Page and application data records:
____

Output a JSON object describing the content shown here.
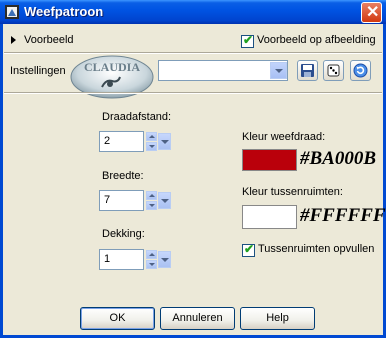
{
  "window": {
    "title": "Weefpatroon"
  },
  "preview": {
    "label": "Voorbeeld",
    "checkbox_label": "Voorbeeld op afbeelding",
    "checked": true
  },
  "settings": {
    "label": "Instellingen",
    "preset_value": "",
    "logo_text": "CLAUDIA"
  },
  "fields": {
    "distance": {
      "label": "Draadafstand:",
      "value": "2"
    },
    "width": {
      "label": "Breedte:",
      "value": "7"
    },
    "opacity": {
      "label": "Dekking:",
      "value": "1"
    }
  },
  "colors": {
    "thread": {
      "label": "Kleur weefdraad:",
      "hex": "#BA000B",
      "swatch": "#BA000B"
    },
    "gap": {
      "label": "Kleur tussenruimten:",
      "hex": "#FFFFFF",
      "swatch": "#FFFFFF"
    },
    "fill": {
      "label": "Tussenruimten opvullen",
      "checked": true
    }
  },
  "buttons": {
    "ok": "OK",
    "cancel": "Annuleren",
    "help": "Help"
  }
}
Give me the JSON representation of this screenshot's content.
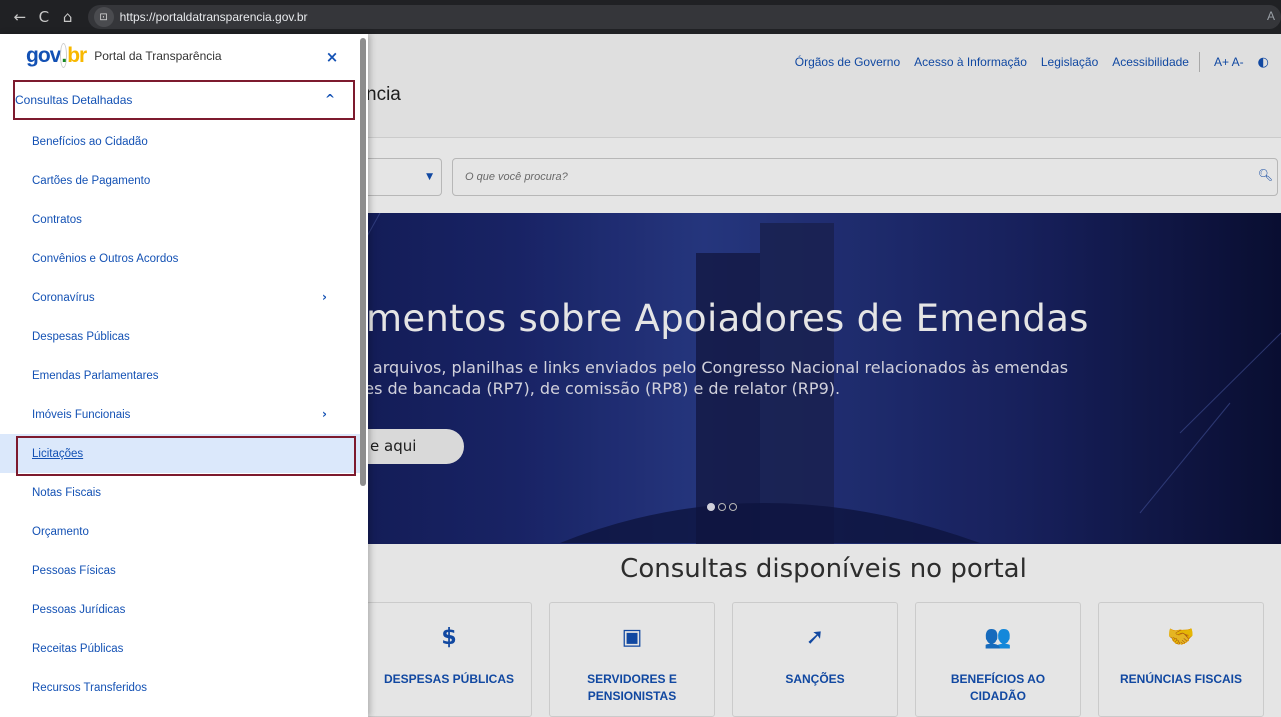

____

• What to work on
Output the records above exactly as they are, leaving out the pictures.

• Response to this exercise
Output a JSON object describing the content shown here.
{
  "window": {
    "title": "Weefpatroon"
  },
  "preview": {
    "label": "Voorbeeld",
    "checkbox_label": "Voorbeeld op afbeelding",
    "checked": true
  },
  "settings": {
    "label": "Instellingen",
    "preset_value": "",
    "logo_text": "CLAUDIA"
  },
  "fields": {
    "distance": {
      "label": "Draadafstand:",
      "value": "2"
    },
    "width": {
      "label": "Breedte:",
      "value": "7"
    },
    "opacity": {
      "label": "Dekking:",
      "value": "1"
    }
  },
  "colors": {
    "thread": {
      "label": "Kleur weefdraad:",
      "hex": "#BA000B",
      "swatch": "#BA000B"
    },
    "gap": {
      "label": "Kleur tussenruimten:",
      "hex": "#FFFFFF",
      "swatch": "#FFFFFF"
    },
    "fill": {
      "label": "Tussenruimten opvullen",
      "checked": true
    }
  },
  "buttons": {
    "ok": "OK",
    "cancel": "Annuleren",
    "help": "Help"
  }
}
Give me the JSON representation of this screenshot's content.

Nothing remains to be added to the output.